__ABOUT THIS TASK__: A complete answer lists every line of the entries below where the string "JSON" appears.

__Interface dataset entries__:
<<<<

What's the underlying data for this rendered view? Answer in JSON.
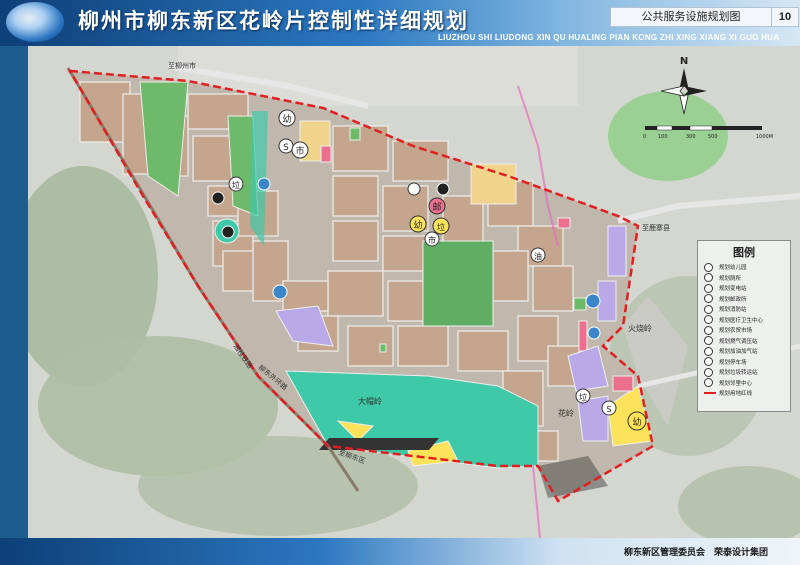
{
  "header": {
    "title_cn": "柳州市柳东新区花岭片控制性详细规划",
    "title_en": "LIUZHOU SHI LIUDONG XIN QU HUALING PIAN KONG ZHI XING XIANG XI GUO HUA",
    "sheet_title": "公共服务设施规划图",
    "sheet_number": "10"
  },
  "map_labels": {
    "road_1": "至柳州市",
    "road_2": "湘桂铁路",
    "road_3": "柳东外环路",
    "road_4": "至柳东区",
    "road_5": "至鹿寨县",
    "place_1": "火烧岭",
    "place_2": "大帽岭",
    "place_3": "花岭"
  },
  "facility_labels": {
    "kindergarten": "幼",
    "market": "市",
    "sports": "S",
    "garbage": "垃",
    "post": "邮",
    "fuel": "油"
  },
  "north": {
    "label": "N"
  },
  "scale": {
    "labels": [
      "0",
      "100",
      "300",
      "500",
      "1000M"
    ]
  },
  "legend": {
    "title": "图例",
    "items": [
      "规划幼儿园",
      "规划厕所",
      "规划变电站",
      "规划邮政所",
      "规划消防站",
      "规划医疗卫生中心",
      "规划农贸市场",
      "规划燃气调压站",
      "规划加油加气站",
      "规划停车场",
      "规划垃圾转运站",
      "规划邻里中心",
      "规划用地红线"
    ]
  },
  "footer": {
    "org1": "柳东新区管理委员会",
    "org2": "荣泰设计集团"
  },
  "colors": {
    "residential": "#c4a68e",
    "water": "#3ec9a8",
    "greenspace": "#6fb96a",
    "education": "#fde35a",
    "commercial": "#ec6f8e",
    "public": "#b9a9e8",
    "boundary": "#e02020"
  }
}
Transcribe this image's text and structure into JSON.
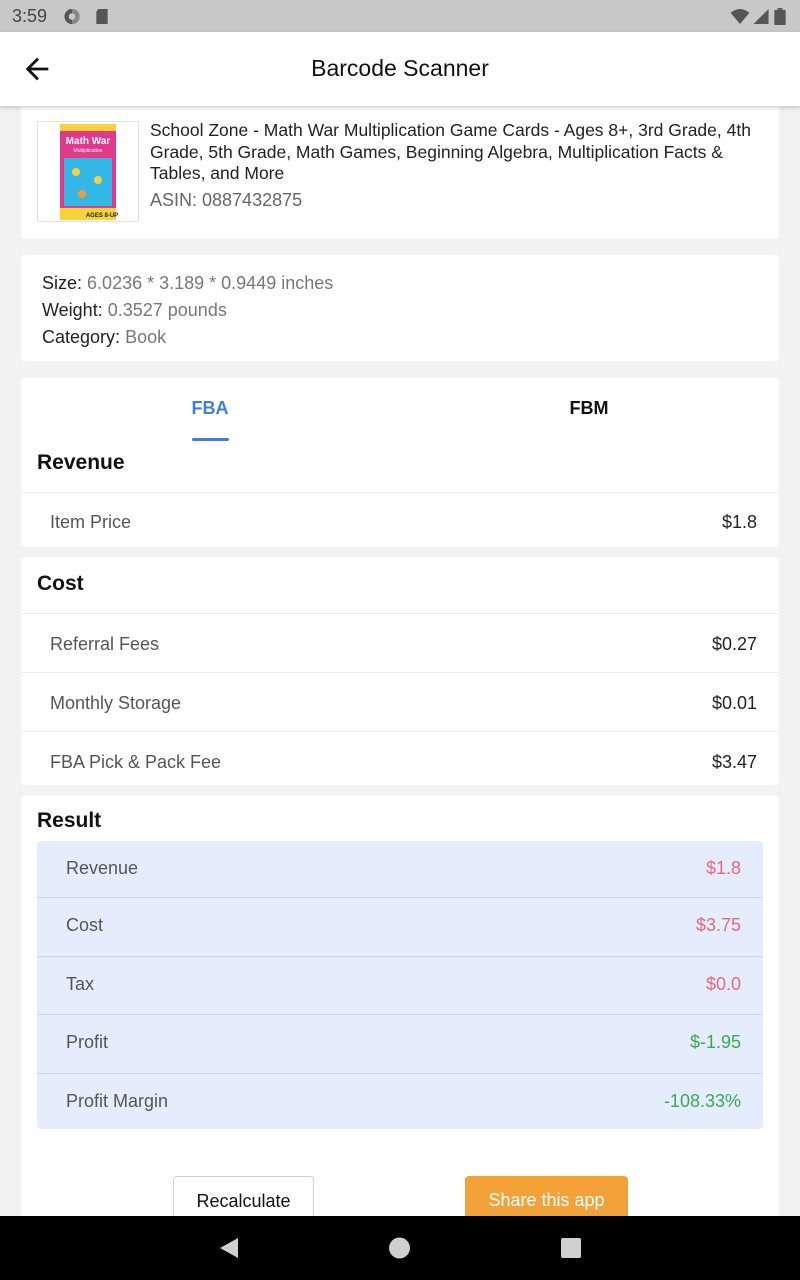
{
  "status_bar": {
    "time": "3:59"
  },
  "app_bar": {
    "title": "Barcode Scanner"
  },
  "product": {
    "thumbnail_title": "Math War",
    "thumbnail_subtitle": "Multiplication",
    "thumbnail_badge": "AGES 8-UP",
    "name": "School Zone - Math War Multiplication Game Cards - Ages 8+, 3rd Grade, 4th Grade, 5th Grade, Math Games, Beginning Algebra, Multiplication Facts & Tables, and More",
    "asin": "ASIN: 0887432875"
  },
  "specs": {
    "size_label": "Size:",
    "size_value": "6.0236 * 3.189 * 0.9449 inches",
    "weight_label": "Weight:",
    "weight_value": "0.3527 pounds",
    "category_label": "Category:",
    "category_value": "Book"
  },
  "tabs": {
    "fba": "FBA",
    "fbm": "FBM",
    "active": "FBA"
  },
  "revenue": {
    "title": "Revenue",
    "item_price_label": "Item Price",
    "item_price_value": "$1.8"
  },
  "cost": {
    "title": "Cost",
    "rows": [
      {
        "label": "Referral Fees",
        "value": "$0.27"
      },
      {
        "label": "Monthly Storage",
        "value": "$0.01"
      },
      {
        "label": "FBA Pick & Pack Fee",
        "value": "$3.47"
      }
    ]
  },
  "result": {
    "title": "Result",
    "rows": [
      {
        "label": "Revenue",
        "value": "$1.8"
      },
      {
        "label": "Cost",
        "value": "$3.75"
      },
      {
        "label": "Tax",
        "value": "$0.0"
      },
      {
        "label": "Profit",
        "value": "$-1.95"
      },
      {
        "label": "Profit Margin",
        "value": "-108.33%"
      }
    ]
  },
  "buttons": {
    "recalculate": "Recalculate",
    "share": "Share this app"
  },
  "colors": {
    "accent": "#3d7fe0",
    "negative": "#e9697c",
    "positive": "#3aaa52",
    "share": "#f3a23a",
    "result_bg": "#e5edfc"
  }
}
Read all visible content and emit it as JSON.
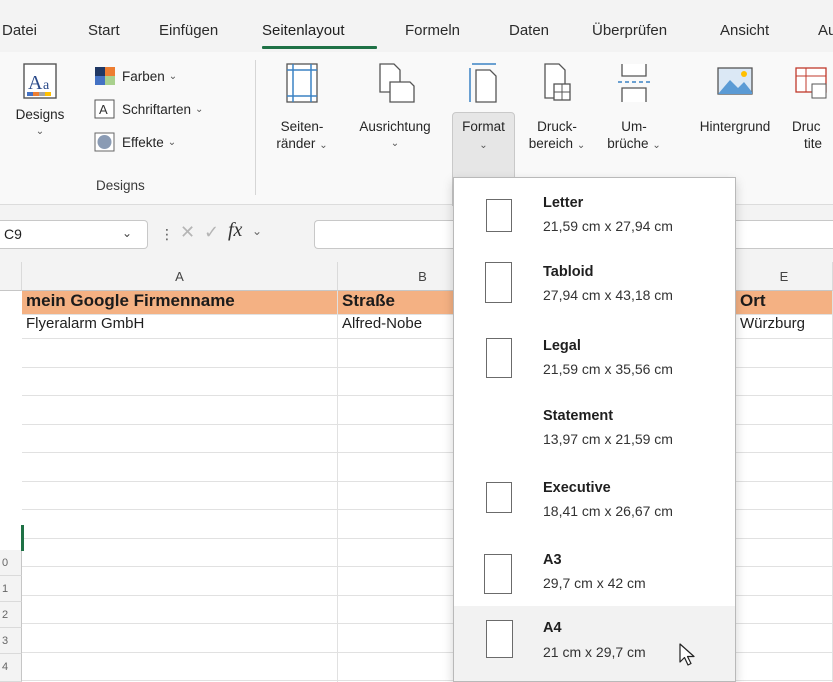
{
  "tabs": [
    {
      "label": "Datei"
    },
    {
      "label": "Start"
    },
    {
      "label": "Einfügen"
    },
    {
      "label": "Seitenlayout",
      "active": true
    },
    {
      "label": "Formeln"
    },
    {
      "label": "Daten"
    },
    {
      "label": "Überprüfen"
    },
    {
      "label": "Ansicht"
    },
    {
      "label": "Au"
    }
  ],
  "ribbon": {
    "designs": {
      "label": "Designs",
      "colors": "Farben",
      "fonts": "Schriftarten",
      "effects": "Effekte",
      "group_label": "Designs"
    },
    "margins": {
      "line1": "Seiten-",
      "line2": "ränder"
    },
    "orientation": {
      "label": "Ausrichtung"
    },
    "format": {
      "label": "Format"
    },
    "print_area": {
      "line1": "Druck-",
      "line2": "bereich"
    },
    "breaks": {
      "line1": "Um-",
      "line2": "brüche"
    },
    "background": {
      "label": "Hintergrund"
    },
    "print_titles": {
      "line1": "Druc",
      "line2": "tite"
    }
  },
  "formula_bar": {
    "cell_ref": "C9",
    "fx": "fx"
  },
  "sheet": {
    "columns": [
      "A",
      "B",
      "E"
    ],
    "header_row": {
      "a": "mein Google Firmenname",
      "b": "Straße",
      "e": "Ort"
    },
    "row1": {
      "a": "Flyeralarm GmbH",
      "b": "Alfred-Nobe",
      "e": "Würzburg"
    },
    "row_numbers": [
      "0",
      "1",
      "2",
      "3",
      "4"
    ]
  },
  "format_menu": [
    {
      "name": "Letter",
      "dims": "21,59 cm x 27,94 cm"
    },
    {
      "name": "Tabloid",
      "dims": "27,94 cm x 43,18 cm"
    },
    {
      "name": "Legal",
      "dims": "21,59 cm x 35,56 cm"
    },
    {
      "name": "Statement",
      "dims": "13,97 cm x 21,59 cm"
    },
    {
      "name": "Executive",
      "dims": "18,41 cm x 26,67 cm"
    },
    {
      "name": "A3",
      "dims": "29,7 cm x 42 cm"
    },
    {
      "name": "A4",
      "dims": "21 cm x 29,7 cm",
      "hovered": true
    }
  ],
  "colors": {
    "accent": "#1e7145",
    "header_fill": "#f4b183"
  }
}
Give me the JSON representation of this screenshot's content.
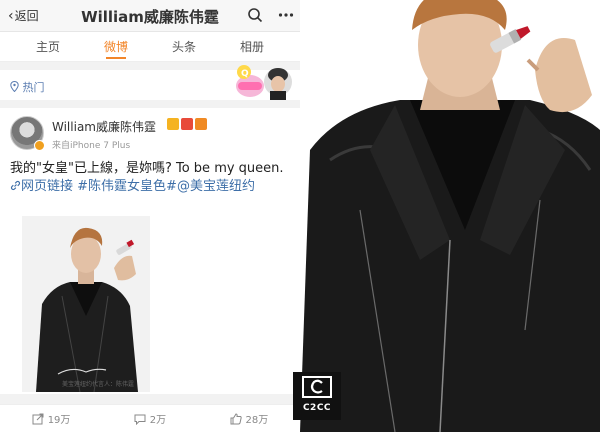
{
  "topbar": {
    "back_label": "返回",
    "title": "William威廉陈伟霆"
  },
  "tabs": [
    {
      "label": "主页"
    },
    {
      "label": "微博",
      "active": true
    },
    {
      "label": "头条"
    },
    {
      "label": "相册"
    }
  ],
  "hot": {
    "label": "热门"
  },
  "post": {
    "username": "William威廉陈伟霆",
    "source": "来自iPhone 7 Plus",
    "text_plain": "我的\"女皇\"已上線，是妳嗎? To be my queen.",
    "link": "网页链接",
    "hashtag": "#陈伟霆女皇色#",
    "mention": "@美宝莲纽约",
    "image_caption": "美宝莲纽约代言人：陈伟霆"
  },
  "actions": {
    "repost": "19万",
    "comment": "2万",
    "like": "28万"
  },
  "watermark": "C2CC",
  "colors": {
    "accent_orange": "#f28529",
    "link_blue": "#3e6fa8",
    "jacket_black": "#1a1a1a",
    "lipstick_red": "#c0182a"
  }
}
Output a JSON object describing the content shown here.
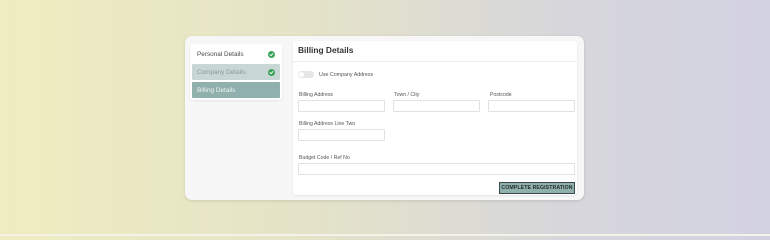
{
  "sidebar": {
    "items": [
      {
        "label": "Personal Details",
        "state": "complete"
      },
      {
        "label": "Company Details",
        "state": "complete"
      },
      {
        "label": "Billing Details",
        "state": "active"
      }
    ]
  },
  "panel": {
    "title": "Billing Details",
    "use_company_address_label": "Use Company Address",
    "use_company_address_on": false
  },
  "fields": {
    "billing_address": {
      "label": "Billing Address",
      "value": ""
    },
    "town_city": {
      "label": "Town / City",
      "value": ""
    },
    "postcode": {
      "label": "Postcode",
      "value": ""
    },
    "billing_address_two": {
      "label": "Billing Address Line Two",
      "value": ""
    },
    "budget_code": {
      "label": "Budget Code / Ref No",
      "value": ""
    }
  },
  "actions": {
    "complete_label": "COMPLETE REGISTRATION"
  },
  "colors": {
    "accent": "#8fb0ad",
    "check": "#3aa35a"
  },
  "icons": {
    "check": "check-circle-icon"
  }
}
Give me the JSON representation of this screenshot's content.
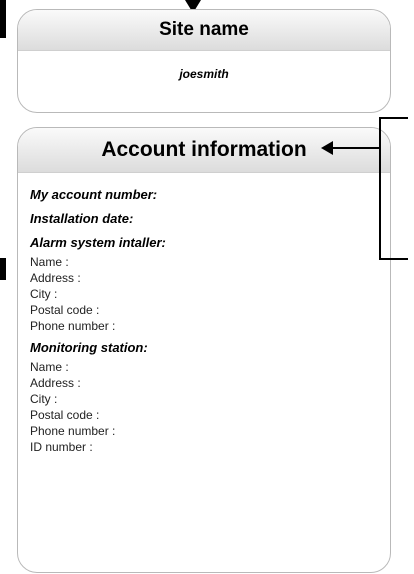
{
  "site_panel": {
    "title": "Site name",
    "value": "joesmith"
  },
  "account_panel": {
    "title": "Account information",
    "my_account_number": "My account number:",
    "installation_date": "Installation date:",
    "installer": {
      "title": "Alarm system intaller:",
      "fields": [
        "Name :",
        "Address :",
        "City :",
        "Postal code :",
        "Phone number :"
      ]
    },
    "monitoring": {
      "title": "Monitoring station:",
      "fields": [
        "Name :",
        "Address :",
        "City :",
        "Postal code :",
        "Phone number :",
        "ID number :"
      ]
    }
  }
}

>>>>

__THE COMPLETED TASK__:
What's the underlying data for this rendered view? Answer in JSON.
Transcribe this image's text and structure into JSON.
Read all visible content and emit it as JSON.
Give me the JSON representation of this screenshot's content.
Output a JSON object describing the content shown here.
Give me the JSON representation of this screenshot's content.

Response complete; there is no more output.